7)  In my experience, while I can quiet the wind sound, the waves are more or less constant throughout, although they vary in intensity.  I question the value of having such constant sound as this can be quite distracting in itself.  In a future post, I will explain why this presence of more or less constant sound undermines the intent to focus on the breath.  Because of how distracting the sounds were to me, I prefer to run the app with the sound off and use it just to monitor my meditation.  I found I achieved a better calm score with the sound off than I did with the sound on.  This may be because I have meditated on my own for a number of years and know how to calm my mind.  Also, because I have mainly practiced with an open monitoring style of mindfulness meditation, my mind may have a tendency to go to these environmental sounds, especially as they kick up and become more prominent.   
8)  The data provided by the app is quite helpful and allows you to review with graphs the profile of active, calm, and neutral throughout the session and to review moment by moment what occurred in terms of these different states.  After you achieve a score of 5000, the Muse opens up to added features.  These features reflect basic statistics about what you have been doing with the Muse such as the time of day you practice, how long you practice, and suggestions about what you might do to improve your practice.  You can also review previous sessions and compare them in terms of how calm you were. 
9)  Given that there is not at present a variety of apps available, I would like to see the Muse made compatible with BioExplorer and/or BioEra, which are widely used in neurofeedback circles.  This would make it very easy for anyone familiar with either software to develop their own applications.  At the very least, I would like to see the raw EEG, preferably broken down into standard bandwidths.  I am advised that this is accessible with the developers’ kit, but it would nice if it was an included app rather than something that you have to program yourself.
10)  I have a concern about how substantial the main sensors are as they are placed on a very thin band.  The Muse team said that the strip could be replaced for free within 180 days.  I wonder whether the strip would last beyond that point with regular use.  We will see.

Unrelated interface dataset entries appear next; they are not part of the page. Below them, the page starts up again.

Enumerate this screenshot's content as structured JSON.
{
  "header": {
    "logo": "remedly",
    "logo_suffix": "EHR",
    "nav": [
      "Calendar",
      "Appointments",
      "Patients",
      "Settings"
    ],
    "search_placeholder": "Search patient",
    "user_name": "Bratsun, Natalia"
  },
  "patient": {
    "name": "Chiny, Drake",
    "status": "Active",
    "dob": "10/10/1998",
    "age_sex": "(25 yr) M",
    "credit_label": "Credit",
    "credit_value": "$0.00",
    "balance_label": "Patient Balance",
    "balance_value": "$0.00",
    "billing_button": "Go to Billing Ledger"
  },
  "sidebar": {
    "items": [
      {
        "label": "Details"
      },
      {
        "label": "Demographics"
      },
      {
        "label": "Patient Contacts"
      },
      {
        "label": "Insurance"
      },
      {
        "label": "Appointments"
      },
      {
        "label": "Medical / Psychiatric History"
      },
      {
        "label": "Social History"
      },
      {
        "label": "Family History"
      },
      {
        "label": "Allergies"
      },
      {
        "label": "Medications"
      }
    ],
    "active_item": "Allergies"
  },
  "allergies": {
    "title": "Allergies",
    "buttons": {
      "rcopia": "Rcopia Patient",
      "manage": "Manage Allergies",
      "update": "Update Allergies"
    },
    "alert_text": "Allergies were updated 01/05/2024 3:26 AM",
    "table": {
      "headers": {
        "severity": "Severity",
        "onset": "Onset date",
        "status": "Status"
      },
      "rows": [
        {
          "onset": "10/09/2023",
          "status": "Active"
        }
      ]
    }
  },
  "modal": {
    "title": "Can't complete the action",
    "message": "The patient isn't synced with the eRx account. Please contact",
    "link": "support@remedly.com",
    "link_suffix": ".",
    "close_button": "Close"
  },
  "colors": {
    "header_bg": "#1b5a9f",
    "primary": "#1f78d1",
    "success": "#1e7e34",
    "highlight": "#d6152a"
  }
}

In summary, I have many questions and quibbles, but overall the Muse has many impressive features and a reasonably good app that appears to work in developing focused awareness.  The sound feedback is a major concern, but this is going to be a problem with any attempt to use this type of device to assist meditation when constant sound may act as a distraction.  As a long-term meditator, I prefer to use the Calm app to monitor my meditation rather than to assist it.  I look forward to more applications for the Muse to fulfill the promises that have been made for it.